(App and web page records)
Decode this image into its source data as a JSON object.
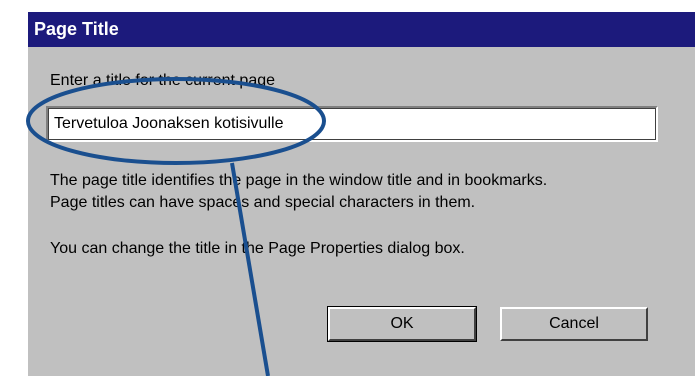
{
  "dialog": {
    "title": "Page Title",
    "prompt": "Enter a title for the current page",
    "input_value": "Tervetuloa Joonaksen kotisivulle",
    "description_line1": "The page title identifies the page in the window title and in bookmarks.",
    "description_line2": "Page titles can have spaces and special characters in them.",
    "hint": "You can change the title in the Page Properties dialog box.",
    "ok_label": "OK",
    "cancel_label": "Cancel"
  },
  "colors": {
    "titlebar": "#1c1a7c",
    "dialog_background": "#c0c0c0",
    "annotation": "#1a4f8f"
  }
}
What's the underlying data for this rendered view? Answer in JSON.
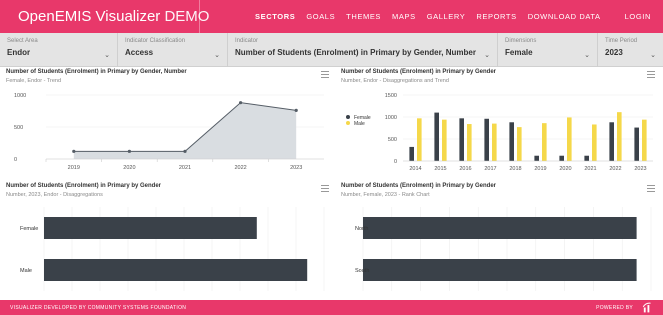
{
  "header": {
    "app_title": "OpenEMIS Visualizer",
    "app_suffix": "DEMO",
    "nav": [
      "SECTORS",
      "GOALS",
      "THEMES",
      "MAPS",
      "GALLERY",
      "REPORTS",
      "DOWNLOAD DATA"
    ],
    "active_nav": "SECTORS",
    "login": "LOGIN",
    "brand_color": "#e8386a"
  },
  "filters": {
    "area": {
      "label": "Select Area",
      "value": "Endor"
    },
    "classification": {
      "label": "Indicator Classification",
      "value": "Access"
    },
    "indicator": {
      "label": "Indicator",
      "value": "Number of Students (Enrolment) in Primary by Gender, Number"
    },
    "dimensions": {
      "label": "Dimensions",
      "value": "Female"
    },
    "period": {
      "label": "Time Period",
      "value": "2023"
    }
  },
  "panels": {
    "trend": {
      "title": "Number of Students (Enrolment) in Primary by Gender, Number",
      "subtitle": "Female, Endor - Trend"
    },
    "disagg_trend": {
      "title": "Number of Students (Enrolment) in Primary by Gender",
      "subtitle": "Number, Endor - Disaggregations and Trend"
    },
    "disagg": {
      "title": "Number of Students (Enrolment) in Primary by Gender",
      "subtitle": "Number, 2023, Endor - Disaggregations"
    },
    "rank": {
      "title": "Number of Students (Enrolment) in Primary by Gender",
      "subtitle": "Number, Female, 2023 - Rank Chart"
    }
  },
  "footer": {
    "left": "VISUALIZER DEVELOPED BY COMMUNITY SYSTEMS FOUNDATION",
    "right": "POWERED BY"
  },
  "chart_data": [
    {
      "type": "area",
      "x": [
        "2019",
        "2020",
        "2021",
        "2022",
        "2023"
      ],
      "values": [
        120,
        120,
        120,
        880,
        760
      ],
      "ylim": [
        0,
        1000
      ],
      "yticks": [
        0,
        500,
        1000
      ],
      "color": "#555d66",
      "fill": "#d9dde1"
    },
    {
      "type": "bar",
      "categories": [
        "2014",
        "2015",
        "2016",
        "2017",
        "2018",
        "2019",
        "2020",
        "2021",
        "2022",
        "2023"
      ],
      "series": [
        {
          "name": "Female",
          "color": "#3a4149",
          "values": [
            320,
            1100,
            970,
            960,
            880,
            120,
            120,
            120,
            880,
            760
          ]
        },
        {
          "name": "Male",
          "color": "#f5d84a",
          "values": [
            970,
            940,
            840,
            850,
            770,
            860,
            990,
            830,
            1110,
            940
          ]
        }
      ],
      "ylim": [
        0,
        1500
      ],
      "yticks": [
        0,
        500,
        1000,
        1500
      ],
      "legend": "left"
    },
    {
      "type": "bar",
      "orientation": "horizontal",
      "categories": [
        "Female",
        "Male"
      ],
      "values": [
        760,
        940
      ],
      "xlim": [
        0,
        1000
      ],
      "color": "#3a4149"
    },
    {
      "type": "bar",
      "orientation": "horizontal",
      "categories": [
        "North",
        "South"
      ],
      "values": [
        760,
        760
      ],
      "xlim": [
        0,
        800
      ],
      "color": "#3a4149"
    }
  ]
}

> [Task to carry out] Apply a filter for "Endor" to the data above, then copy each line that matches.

> [Reply to the task]
      "value": "Endor"
      "subtitle": "Female, Endor - Trend"
      "subtitle": "Number, Endor - Disaggregations and Trend"
      "subtitle": "Number, 2023, Endor - Disaggregations"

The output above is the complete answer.